=== Data for this task ===

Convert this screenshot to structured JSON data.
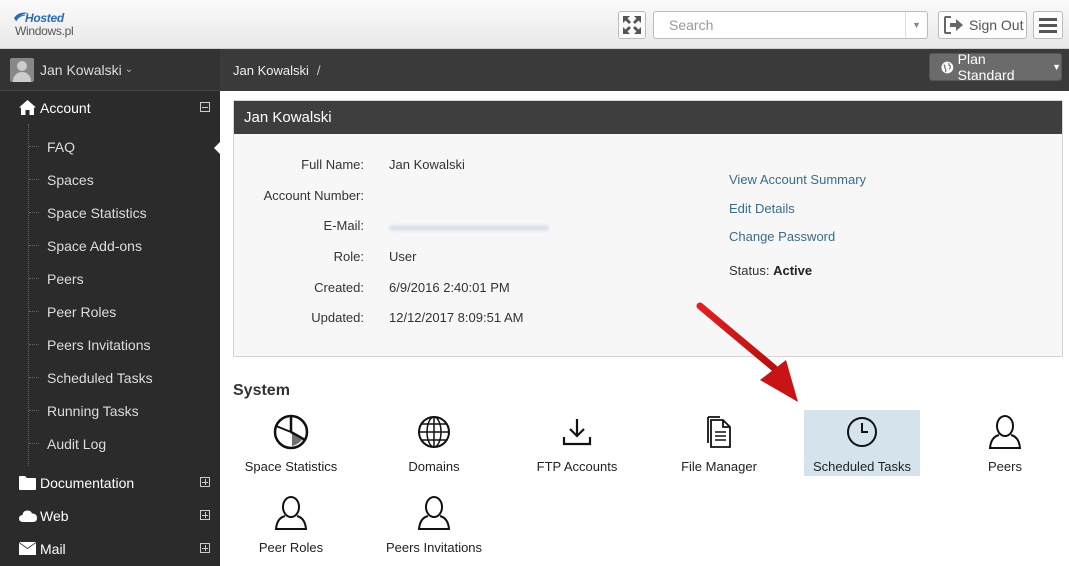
{
  "topbar": {
    "logo_line1": "Hosted",
    "logo_line2": "Windows.pl",
    "search_placeholder": "Search",
    "signout_label": "Sign Out"
  },
  "sidebar": {
    "user_name": "Jan Kowalski",
    "sections": [
      {
        "label": "Account",
        "icon": "home-icon",
        "expanded": true
      },
      {
        "label": "Documentation",
        "icon": "folder-icon",
        "expanded": false
      },
      {
        "label": "Web",
        "icon": "cloud-icon",
        "expanded": false
      },
      {
        "label": "Mail",
        "icon": "envelope-icon",
        "expanded": false
      }
    ],
    "account_items": [
      "FAQ",
      "Spaces",
      "Space Statistics",
      "Space Add-ons",
      "Peers",
      "Peer Roles",
      "Peers Invitations",
      "Scheduled Tasks",
      "Running Tasks",
      "Audit Log"
    ]
  },
  "breadcrumb": {
    "item": "Jan Kowalski",
    "separator": "/"
  },
  "plan_button": "Plan Standard",
  "account_panel": {
    "title": "Jan Kowalski",
    "fields": [
      {
        "label": "Full Name:",
        "value": "Jan Kowalski"
      },
      {
        "label": "Account Number:",
        "value": ""
      },
      {
        "label": "E-Mail:",
        "value": ""
      },
      {
        "label": "Role:",
        "value": "User"
      },
      {
        "label": "Created:",
        "value": "6/9/2016 2:40:01 PM"
      },
      {
        "label": "Updated:",
        "value": "12/12/2017 8:09:51 AM"
      }
    ],
    "links": [
      "View Account Summary",
      "Edit Details",
      "Change Password"
    ],
    "status_label": "Status:",
    "status_value": "Active"
  },
  "system": {
    "title": "System",
    "tiles": [
      {
        "label": "Space Statistics",
        "icon": "pie-chart-icon"
      },
      {
        "label": "Domains",
        "icon": "globe-icon"
      },
      {
        "label": "FTP Accounts",
        "icon": "download-icon"
      },
      {
        "label": "File Manager",
        "icon": "document-icon"
      },
      {
        "label": "Scheduled Tasks",
        "icon": "clock-icon",
        "highlighted": true
      },
      {
        "label": "Peers",
        "icon": "user-icon"
      },
      {
        "label": "Peer Roles",
        "icon": "user-icon"
      },
      {
        "label": "Peers Invitations",
        "icon": "user-icon"
      }
    ]
  },
  "colors": {
    "sidebar_bg": "#2b2b2b",
    "header_bg": "#3e3e3e",
    "link": "#3c6a8a",
    "highlight_tile": "#d4e3ec",
    "arrow": "#d01818"
  }
}
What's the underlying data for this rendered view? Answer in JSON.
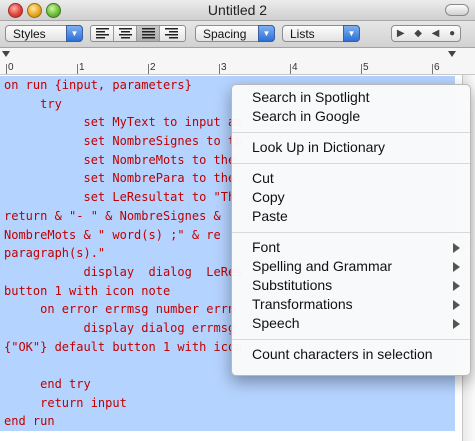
{
  "window": {
    "title": "Untitled 2"
  },
  "toolbar": {
    "styles_label": "Styles",
    "spacing_label": "Spacing",
    "lists_label": "Lists"
  },
  "ruler": {
    "numbers": [
      "0",
      "1",
      "2",
      "3",
      "4",
      "5",
      "6"
    ]
  },
  "editor": {
    "lines": [
      "on run {input, parameters}",
      "     try",
      "           set MyText to input as",
      "           set NombreSignes to th",
      "           set NombreMots to the",
      "           set NombrePara to the",
      "           set LeResultat to \"Th",
      "return & \"- \" & NombreSignes &",
      "NombreMots & \" word(s) ;\" & re",
      "paragraph(s).\"",
      "           display  dialog  LeRes",
      "button 1 with icon note",
      "     on error errmsg number errn",
      "           display dialog errmsg",
      "{\"OK\"} default button 1 with icon",
      "",
      "     end try",
      "     return input",
      "end run"
    ]
  },
  "context_menu": {
    "group1": [
      "Search in Spotlight",
      "Search in Google"
    ],
    "group2": [
      "Look Up in Dictionary"
    ],
    "group3": [
      "Cut",
      "Copy",
      "Paste"
    ],
    "group4": [
      "Font",
      "Spelling and Grammar",
      "Substitutions",
      "Transformations",
      "Speech"
    ],
    "group5": [
      "Count characters in selection"
    ]
  },
  "colors": {
    "selection": "#b5d3ff",
    "code_text": "#c00000",
    "accent": "#2d6fd6"
  }
}
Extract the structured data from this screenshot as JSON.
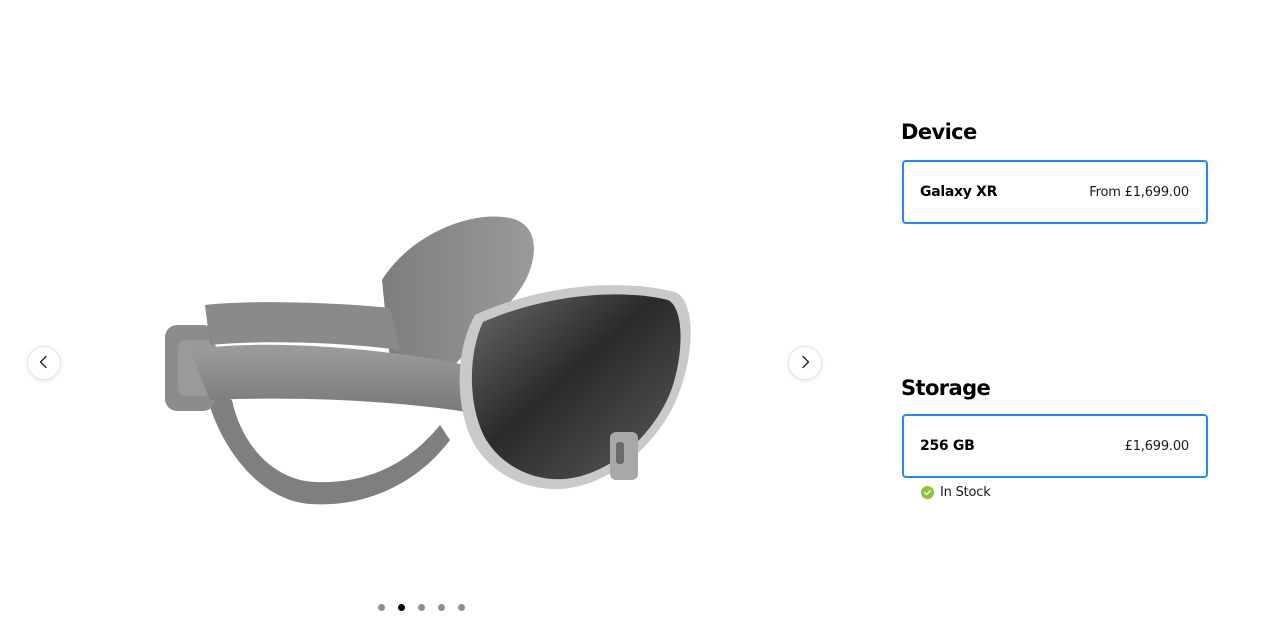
{
  "gallery": {
    "prev_icon": "chevron-left-icon",
    "next_icon": "chevron-right-icon",
    "image_subject": "headset-image",
    "slides": [
      {
        "active": false
      },
      {
        "active": true
      },
      {
        "active": false
      },
      {
        "active": false
      },
      {
        "active": false
      }
    ]
  },
  "device": {
    "title": "Device",
    "option": {
      "name": "Galaxy XR",
      "price": "From £1,699.00"
    }
  },
  "storage": {
    "title": "Storage",
    "option": {
      "name": "256 GB",
      "price": "£1,699.00"
    },
    "stock": {
      "icon": "check-circle-icon",
      "label": "In Stock"
    }
  },
  "colors": {
    "selection_border": "#2189ff",
    "in_stock": "#8ac534",
    "dot_active": "#000000",
    "dot_inactive": "#8f8f8f"
  }
}
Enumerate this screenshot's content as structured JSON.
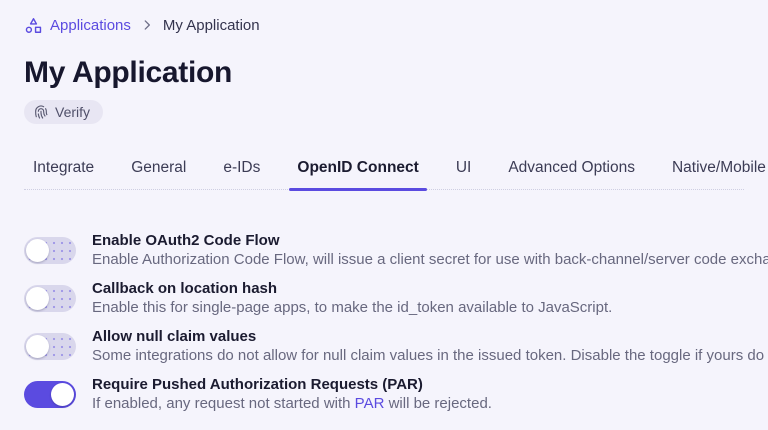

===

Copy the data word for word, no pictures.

Convert this screenshot to structured JSON data.
{
  "topbar": {
    "logo_line1": "Hosted",
    "logo_line2": "Windows.pl",
    "search_placeholder": "Search",
    "signout_label": "Sign Out"
  },
  "sidebar": {
    "user_name": "Jan Kowalski",
    "sections": [
      {
        "label": "Account",
        "icon": "home-icon",
        "expanded": true
      },
      {
        "label": "Documentation",
        "icon": "folder-icon",
        "expanded": false
      },
      {
        "label": "Web",
        "icon": "cloud-icon",
        "expanded": false
      },
      {
        "label": "Mail",
        "icon": "envelope-icon",
        "expanded": false
      }
    ],
    "account_items": [
      "FAQ",
      "Spaces",
      "Space Statistics",
      "Space Add-ons",
      "Peers",
      "Peer Roles",
      "Peers Invitations",
      "Scheduled Tasks",
      "Running Tasks",
      "Audit Log"
    ]
  },
  "breadcrumb": {
    "item": "Jan Kowalski",
    "separator": "/"
  },
  "plan_button": "Plan Standard",
  "account_panel": {
    "title": "Jan Kowalski",
    "fields": [
      {
        "label": "Full Name:",
        "value": "Jan Kowalski"
      },
      {
        "label": "Account Number:",
        "value": ""
      },
      {
        "label": "E-Mail:",
        "value": ""
      },
      {
        "label": "Role:",
        "value": "User"
      },
      {
        "label": "Created:",
        "value": "6/9/2016 2:40:01 PM"
      },
      {
        "label": "Updated:",
        "value": "12/12/2017 8:09:51 AM"
      }
    ],
    "links": [
      "View Account Summary",
      "Edit Details",
      "Change Password"
    ],
    "status_label": "Status:",
    "status_value": "Active"
  },
  "system": {
    "title": "System",
    "tiles": [
      {
        "label": "Space Statistics",
        "icon": "pie-chart-icon"
      },
      {
        "label": "Domains",
        "icon": "globe-icon"
      },
      {
        "label": "FTP Accounts",
        "icon": "download-icon"
      },
      {
        "label": "File Manager",
        "icon": "document-icon"
      },
      {
        "label": "Scheduled Tasks",
        "icon": "clock-icon",
        "highlighted": true
      },
      {
        "label": "Peers",
        "icon": "user-icon"
      },
      {
        "label": "Peer Roles",
        "icon": "user-icon"
      },
      {
        "label": "Peers Invitations",
        "icon": "user-icon"
      }
    ]
  },
  "colors": {
    "sidebar_bg": "#2b2b2b",
    "header_bg": "#3e3e3e",
    "link": "#3c6a8a",
    "highlight_tile": "#d4e3ec",
    "arrow": "#d01818"
  }
}
What's the underlying data for this rendered view? Answer in JSON.
{
  "window": {
    "title": "Untitled 2"
  },
  "toolbar": {
    "styles_label": "Styles",
    "spacing_label": "Spacing",
    "lists_label": "Lists"
  },
  "ruler": {
    "numbers": [
      "0",
      "1",
      "2",
      "3",
      "4",
      "5",
      "6"
    ]
  },
  "editor": {
    "lines": [
      "on run {input, parameters}",
      "     try",
      "           set MyText to input as",
      "           set NombreSignes to th",
      "           set NombreMots to the",
      "           set NombrePara to the",
      "           set LeResultat to \"Th",
      "return & \"- \" & NombreSignes &",
      "NombreMots & \" word(s) ;\" & re",
      "paragraph(s).\"",
      "           display  dialog  LeRes",
      "button 1 with icon note",
      "     on error errmsg number errn",
      "           display dialog errmsg",
      "{\"OK\"} default button 1 with icon",
      "",
      "     end try",
      "     return input",
      "end run"
    ]
  },
  "context_menu": {
    "group1": [
      "Search in Spotlight",
      "Search in Google"
    ],
    "group2": [
      "Look Up in Dictionary"
    ],
    "group3": [
      "Cut",
      "Copy",
      "Paste"
    ],
    "group4": [
      "Font",
      "Spelling and Grammar",
      "Substitutions",
      "Transformations",
      "Speech"
    ],
    "group5": [
      "Count characters in selection"
    ]
  },
  "colors": {
    "selection": "#b5d3ff",
    "code_text": "#c00000",
    "accent": "#2d6fd6"
  }
}
Extract the structured data from this screenshot as JSON.
{
  "gallery": {
    "prev_icon": "chevron-left-icon",
    "next_icon": "chevron-right-icon",
    "image_subject": "headset-image",
    "slides": [
      {
        "active": false
      },
      {
        "active": true
      },
      {
        "active": false
      },
      {
        "active": false
      },
      {
        "active": false
      }
    ]
  },
  "device": {
    "title": "Device",
    "option": {
      "name": "Galaxy XR",
      "price": "From £1,699.00"
    }
  },
  "storage": {
    "title": "Storage",
    "option": {
      "name": "256 GB",
      "price": "£1,699.00"
    },
    "stock": {
      "icon": "check-circle-icon",
      "label": "In Stock"
    }
  },
  "colors": {
    "selection_border": "#2189ff",
    "in_stock": "#8ac534",
    "dot_active": "#000000",
    "dot_inactive": "#8f8f8f"
  }
}
Enumerate this screenshot's content as structured JSON.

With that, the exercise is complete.